The records
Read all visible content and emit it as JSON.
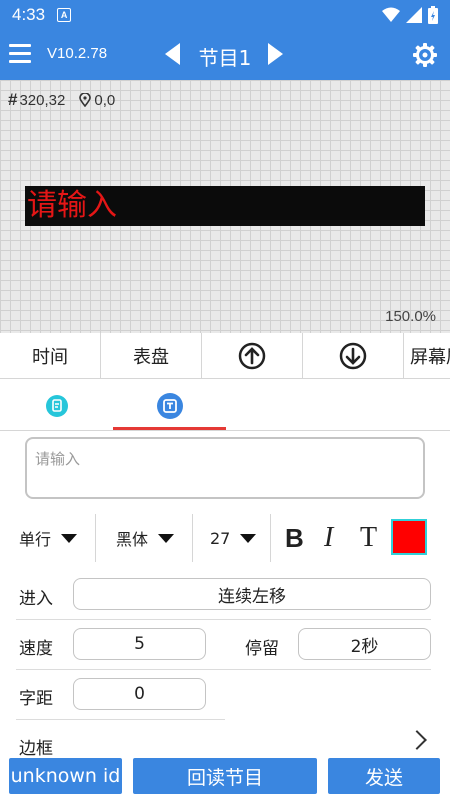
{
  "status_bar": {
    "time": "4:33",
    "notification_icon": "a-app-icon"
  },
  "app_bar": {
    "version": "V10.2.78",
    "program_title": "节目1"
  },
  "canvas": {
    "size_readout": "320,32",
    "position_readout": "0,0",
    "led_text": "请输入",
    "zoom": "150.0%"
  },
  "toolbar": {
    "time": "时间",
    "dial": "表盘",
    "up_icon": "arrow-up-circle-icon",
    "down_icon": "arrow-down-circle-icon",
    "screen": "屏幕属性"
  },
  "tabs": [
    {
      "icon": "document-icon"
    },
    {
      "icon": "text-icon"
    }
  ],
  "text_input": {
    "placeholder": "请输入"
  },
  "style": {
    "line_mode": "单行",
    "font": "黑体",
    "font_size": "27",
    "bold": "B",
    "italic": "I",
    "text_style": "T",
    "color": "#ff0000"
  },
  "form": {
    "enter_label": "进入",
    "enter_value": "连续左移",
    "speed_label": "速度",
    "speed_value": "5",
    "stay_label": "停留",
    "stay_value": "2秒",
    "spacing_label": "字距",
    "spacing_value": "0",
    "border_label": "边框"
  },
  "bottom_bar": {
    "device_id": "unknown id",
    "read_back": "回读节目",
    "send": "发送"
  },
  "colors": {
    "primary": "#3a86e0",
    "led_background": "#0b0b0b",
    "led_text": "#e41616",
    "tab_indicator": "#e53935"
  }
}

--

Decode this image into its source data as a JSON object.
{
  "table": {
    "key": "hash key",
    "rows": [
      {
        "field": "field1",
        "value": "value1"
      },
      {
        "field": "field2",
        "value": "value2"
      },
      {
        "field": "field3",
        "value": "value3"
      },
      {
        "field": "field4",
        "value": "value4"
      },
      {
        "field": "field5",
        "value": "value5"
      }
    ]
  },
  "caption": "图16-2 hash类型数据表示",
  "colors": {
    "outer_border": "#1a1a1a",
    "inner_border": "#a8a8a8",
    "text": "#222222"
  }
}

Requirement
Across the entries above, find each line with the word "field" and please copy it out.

Output
        "field": "field1",
        "field": "field2",
        "field": "field3",
        "field": "field4",
        "field": "field5",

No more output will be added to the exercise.